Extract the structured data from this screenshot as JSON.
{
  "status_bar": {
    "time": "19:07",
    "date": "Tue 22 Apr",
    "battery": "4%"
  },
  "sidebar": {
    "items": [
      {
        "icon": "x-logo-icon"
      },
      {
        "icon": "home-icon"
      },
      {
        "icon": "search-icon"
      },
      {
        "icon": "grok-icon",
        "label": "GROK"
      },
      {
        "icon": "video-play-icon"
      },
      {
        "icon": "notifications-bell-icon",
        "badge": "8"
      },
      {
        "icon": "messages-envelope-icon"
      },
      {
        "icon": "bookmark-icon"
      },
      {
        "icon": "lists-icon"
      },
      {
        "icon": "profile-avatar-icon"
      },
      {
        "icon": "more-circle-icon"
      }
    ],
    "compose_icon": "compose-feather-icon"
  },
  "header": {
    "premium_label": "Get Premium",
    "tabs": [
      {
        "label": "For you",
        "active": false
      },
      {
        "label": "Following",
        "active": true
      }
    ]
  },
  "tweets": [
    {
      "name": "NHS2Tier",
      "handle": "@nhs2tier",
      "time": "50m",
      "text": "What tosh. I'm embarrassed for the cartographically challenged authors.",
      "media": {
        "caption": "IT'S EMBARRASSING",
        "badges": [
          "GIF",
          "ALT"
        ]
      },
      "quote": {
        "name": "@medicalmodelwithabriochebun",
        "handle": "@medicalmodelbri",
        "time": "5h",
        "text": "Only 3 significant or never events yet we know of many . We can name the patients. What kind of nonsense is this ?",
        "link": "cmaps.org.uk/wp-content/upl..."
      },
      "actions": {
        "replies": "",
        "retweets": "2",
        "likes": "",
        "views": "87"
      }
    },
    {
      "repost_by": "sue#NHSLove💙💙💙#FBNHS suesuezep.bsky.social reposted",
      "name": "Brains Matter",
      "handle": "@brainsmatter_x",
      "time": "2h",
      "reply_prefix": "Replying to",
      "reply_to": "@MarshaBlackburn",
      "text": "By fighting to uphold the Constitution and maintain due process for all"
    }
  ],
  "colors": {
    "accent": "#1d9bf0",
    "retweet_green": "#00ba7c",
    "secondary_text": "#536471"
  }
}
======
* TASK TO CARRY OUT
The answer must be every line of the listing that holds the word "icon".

* SOLUTION FOR THIS TASK
        "icon": "x-logo-icon"
        "icon": "home-icon"
        "icon": "search-icon"
        "icon": "grok-icon",
        "icon": "video-play-icon"
        "icon": "notifications-bell-icon",
        "icon": "messages-envelope-icon"
        "icon": "bookmark-icon"
        "icon": "lists-icon"
        "icon": "profile-avatar-icon"
        "icon": "more-circle-icon"
    "compose_icon": "compose-feather-icon"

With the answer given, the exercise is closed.